Exercise brief
Retype the entries below exactly, dropping the images.

Extracted entries
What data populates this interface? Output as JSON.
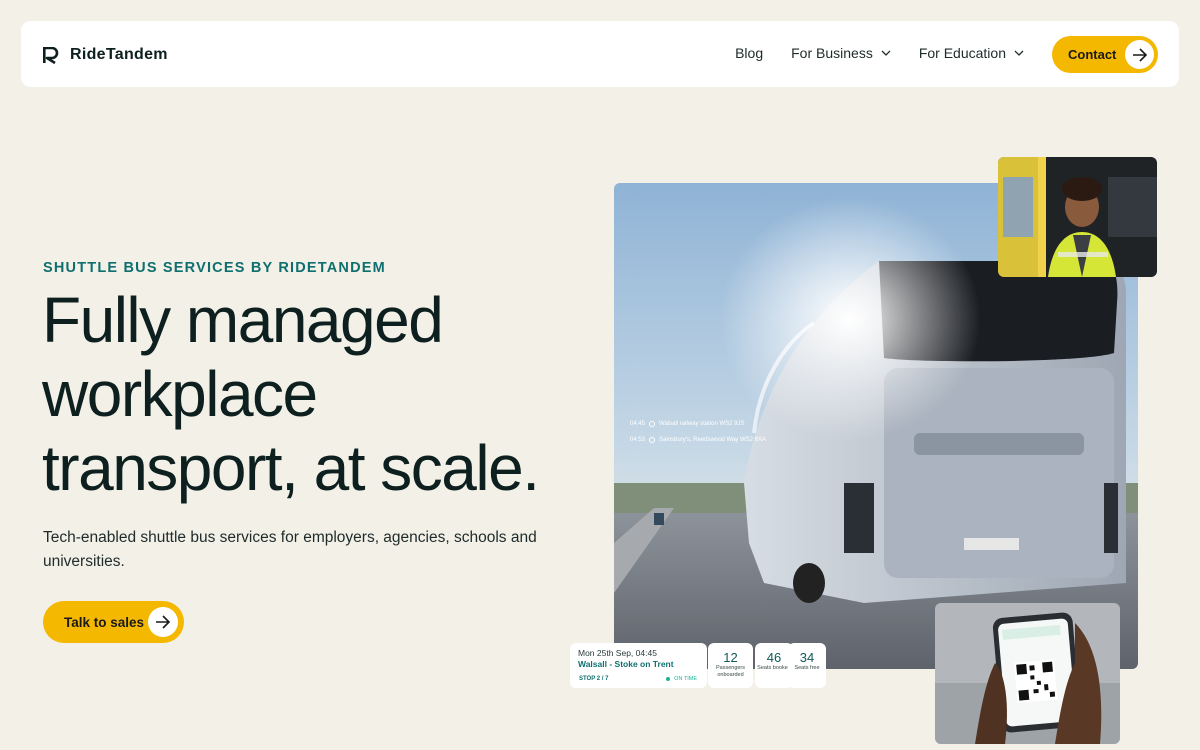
{
  "nav": {
    "brand": "RideTandem",
    "links": [
      {
        "label": "Blog",
        "has_dropdown": false
      },
      {
        "label": "For Business",
        "has_dropdown": true
      },
      {
        "label": "For Education",
        "has_dropdown": true
      }
    ],
    "contact_label": "Contact"
  },
  "hero": {
    "eyebrow": "SHUTTLE BUS SERVICES BY RIDETANDEM",
    "headline_lines": [
      "Fully managed",
      "workplace",
      "transport, at scale."
    ],
    "subhead": "Tech-enabled shuttle bus services for employers, agencies, schools and universities.",
    "cta_label": "Talk to sales"
  },
  "route_overlay": [
    {
      "time": "04:45",
      "stop": "Walsall railway station WS2 9JS"
    },
    {
      "time": "04:53",
      "stop": "Sainsbury's, Reedswood Way WS2 8XA"
    }
  ],
  "trip_card": {
    "date": "Mon 25th Sep, 04:45",
    "route": "Walsall - Stoke on Trent",
    "stop": "STOP 2 / 7",
    "status": "ON TIME"
  },
  "stats": [
    {
      "value": "12",
      "label": "Passengers onboarded"
    },
    {
      "value": "46",
      "label": "Seats booked"
    },
    {
      "value": "34",
      "label": "Seats free"
    }
  ],
  "colors": {
    "background": "#f2f0e7",
    "accent": "#f5b800",
    "teal": "#0f6f6f",
    "text": "#0d1f1e"
  }
}
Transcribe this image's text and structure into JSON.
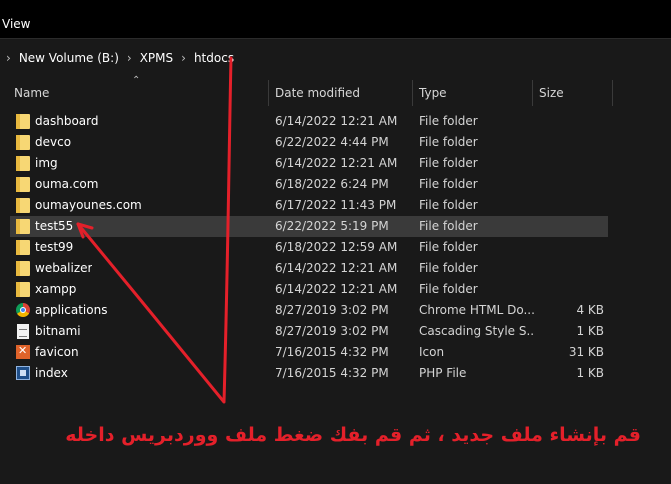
{
  "menubar": {
    "view_label": "View"
  },
  "breadcrumb": {
    "items": [
      "New Volume (B:)",
      "XPMS",
      "htdocs"
    ]
  },
  "columns": {
    "name": "Name",
    "date": "Date modified",
    "type": "Type",
    "size": "Size"
  },
  "files": [
    {
      "name": "dashboard",
      "date": "6/14/2022 12:21 AM",
      "type": "File folder",
      "size": "",
      "icon": "folder-icon"
    },
    {
      "name": "devco",
      "date": "6/22/2022 4:44 PM",
      "type": "File folder",
      "size": "",
      "icon": "folder-icon"
    },
    {
      "name": "img",
      "date": "6/14/2022 12:21 AM",
      "type": "File folder",
      "size": "",
      "icon": "folder-icon"
    },
    {
      "name": "ouma.com",
      "date": "6/18/2022 6:24 PM",
      "type": "File folder",
      "size": "",
      "icon": "folder-icon"
    },
    {
      "name": "oumayounes.com",
      "date": "6/17/2022 11:43 PM",
      "type": "File folder",
      "size": "",
      "icon": "folder-icon"
    },
    {
      "name": "test55",
      "date": "6/22/2022 5:19 PM",
      "type": "File folder",
      "size": "",
      "icon": "folder-icon"
    },
    {
      "name": "test99",
      "date": "6/18/2022 12:59 AM",
      "type": "File folder",
      "size": "",
      "icon": "folder-icon"
    },
    {
      "name": "webalizer",
      "date": "6/14/2022 12:21 AM",
      "type": "File folder",
      "size": "",
      "icon": "folder-icon"
    },
    {
      "name": "xampp",
      "date": "6/14/2022 12:21 AM",
      "type": "File folder",
      "size": "",
      "icon": "folder-icon"
    },
    {
      "name": "applications",
      "date": "8/27/2019 3:02 PM",
      "type": "Chrome HTML Do...",
      "size": "4 KB",
      "icon": "chrome-icon"
    },
    {
      "name": "bitnami",
      "date": "8/27/2019 3:02 PM",
      "type": "Cascading Style S...",
      "size": "1 KB",
      "icon": "document-icon"
    },
    {
      "name": "favicon",
      "date": "7/16/2015 4:32 PM",
      "type": "Icon",
      "size": "31 KB",
      "icon": "favicon-icon"
    },
    {
      "name": "index",
      "date": "7/16/2015 4:32 PM",
      "type": "PHP File",
      "size": "1 KB",
      "icon": "php-file-icon"
    }
  ],
  "selected_item": "test55",
  "annotation": {
    "caption": "قم بإنشاء ملف جديد ، ثم قم بفك ضغط ملف ووردبريس داخله",
    "color": "#e4202a"
  }
}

Exercise output
What data populates this interface? Output as JSON.
{
  "nav": {
    "brand": "RideTandem",
    "links": [
      {
        "label": "Blog",
        "has_dropdown": false
      },
      {
        "label": "For Business",
        "has_dropdown": true
      },
      {
        "label": "For Education",
        "has_dropdown": true
      }
    ],
    "contact_label": "Contact"
  },
  "hero": {
    "eyebrow": "SHUTTLE BUS SERVICES BY RIDETANDEM",
    "headline_lines": [
      "Fully managed",
      "workplace",
      "transport, at scale."
    ],
    "subhead": "Tech-enabled shuttle bus services for employers, agencies, schools and universities.",
    "cta_label": "Talk to sales"
  },
  "route_overlay": [
    {
      "time": "04:45",
      "stop": "Walsall railway station WS2 9JS"
    },
    {
      "time": "04:53",
      "stop": "Sainsbury's, Reedswood Way WS2 8XA"
    }
  ],
  "trip_card": {
    "date": "Mon 25th Sep, 04:45",
    "route": "Walsall - Stoke on Trent",
    "stop": "STOP 2 / 7",
    "status": "ON TIME"
  },
  "stats": [
    {
      "value": "12",
      "label": "Passengers onboarded"
    },
    {
      "value": "46",
      "label": "Seats booked"
    },
    {
      "value": "34",
      "label": "Seats free"
    }
  ],
  "colors": {
    "background": "#f2f0e7",
    "accent": "#f5b800",
    "teal": "#0f6f6f",
    "text": "#0d1f1e"
  }
}
Transcribe this image's text and structure into JSON.
{
  "menubar": {
    "view_label": "View"
  },
  "breadcrumb": {
    "items": [
      "New Volume (B:)",
      "XPMS",
      "htdocs"
    ]
  },
  "columns": {
    "name": "Name",
    "date": "Date modified",
    "type": "Type",
    "size": "Size"
  },
  "files": [
    {
      "name": "dashboard",
      "date": "6/14/2022 12:21 AM",
      "type": "File folder",
      "size": "",
      "icon": "folder-icon"
    },
    {
      "name": "devco",
      "date": "6/22/2022 4:44 PM",
      "type": "File folder",
      "size": "",
      "icon": "folder-icon"
    },
    {
      "name": "img",
      "date": "6/14/2022 12:21 AM",
      "type": "File folder",
      "size": "",
      "icon": "folder-icon"
    },
    {
      "name": "ouma.com",
      "date": "6/18/2022 6:24 PM",
      "type": "File folder",
      "size": "",
      "icon": "folder-icon"
    },
    {
      "name": "oumayounes.com",
      "date": "6/17/2022 11:43 PM",
      "type": "File folder",
      "size": "",
      "icon": "folder-icon"
    },
    {
      "name": "test55",
      "date": "6/22/2022 5:19 PM",
      "type": "File folder",
      "size": "",
      "icon": "folder-icon"
    },
    {
      "name": "test99",
      "date": "6/18/2022 12:59 AM",
      "type": "File folder",
      "size": "",
      "icon": "folder-icon"
    },
    {
      "name": "webalizer",
      "date": "6/14/2022 12:21 AM",
      "type": "File folder",
      "size": "",
      "icon": "folder-icon"
    },
    {
      "name": "xampp",
      "date": "6/14/2022 12:21 AM",
      "type": "File folder",
      "size": "",
      "icon": "folder-icon"
    },
    {
      "name": "applications",
      "date": "8/27/2019 3:02 PM",
      "type": "Chrome HTML Do...",
      "size": "4 KB",
      "icon": "chrome-icon"
    },
    {
      "name": "bitnami",
      "date": "8/27/2019 3:02 PM",
      "type": "Cascading Style S...",
      "size": "1 KB",
      "icon": "document-icon"
    },
    {
      "name": "favicon",
      "date": "7/16/2015 4:32 PM",
      "type": "Icon",
      "size": "31 KB",
      "icon": "favicon-icon"
    },
    {
      "name": "index",
      "date": "7/16/2015 4:32 PM",
      "type": "PHP File",
      "size": "1 KB",
      "icon": "php-file-icon"
    }
  ],
  "selected_item": "test55",
  "annotation": {
    "caption": "قم بإنشاء ملف جديد ، ثم قم بفك ضغط ملف ووردبريس داخله",
    "color": "#e4202a"
  }
}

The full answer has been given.